KEY POINTS

  • Ink Girl says her every move is watched by the Chinese government
  • She tweets video criticizing the government
  • Don't want to live without freedom anymore, she says

A woman, who had vandalized the poster of Chinese President Xi Jinping in 2018, has resurfaced once again with a new Twitter video saying she is on “the brink of breaking down” due to the extreme surveillance on her. 

Dong Yaoqiong, aka "Ink Girl," had first surfaced on the digital platform when she live-streamed a video of herself splashing ink on the poster of the Chinese leader while blaming the Communist Party of  “thought control." The then 28-year-old was sent to a psychiatric facility by the Chinese government. Apparently, she was released this year in January. 

In the video, Yaoqiong claims to have been assigned to work at a local government office after she was released from the facility. “It’s actually surveillance in the name of work because my every move is restricted, all I do at work is typing up documents and making phone calls,” said Yaoqiong, as reported by HFKP

She also added that she has decided to tweet again as she does not fear them anymore. “If they lock me in an institution again, it’s fine – I’ll take being locked up for life. However, I must fight for my own freedom, my freedom to work, my freedom to meet friends. I have lost all my freedoms, they’re restricted," she said.

The 30-year-old said that she had lost contact with her father until recently and that it was through an activist named Ou Biaofeng, she knew that he had escaped from a collapsed mine in Yuan Jiangshan, Hunan. 

“I didn’t even know what happened to my father until Ou Biaofeng told me. That’s why I don’t want to live this life anymore,” Yaoqiong said.

Yaoqiong was able to contact her father Tuesday, said Ou to Apple Daily. Ou had tweeted on Nov. 29 that Yaoqiong’s father was one of the two miners who escaped while 13 were more trapped. 

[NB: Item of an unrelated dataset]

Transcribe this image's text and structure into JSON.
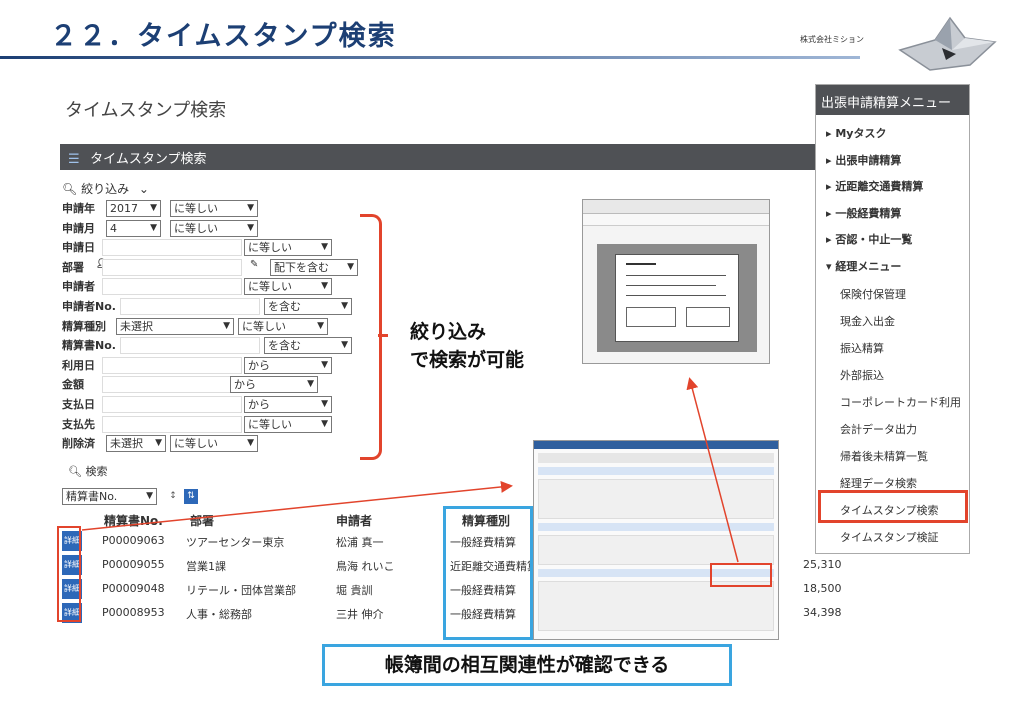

At the end of the video, Yaoqiong can be seen saying that she is ready to face the consequence of resorting to tweeting. “I won’t think about the consequences of tweeting tonight, I will take the consequences. I just want to ask what did I do wrong? Have I violated the law?” quotes HFKP. 

The video was deleted from the account since the tweet. The social media platform Twitter is legally banned in China but can be accessed with the help of a Virtual Private Network (VPN). 

Protesters in Hong Kong take a rather dim view of President Xi Jinping's China Protesters in Hong Kong take a rather dim view of President Xi Jinping's China Photo: AFP / Nicolas ASFOURI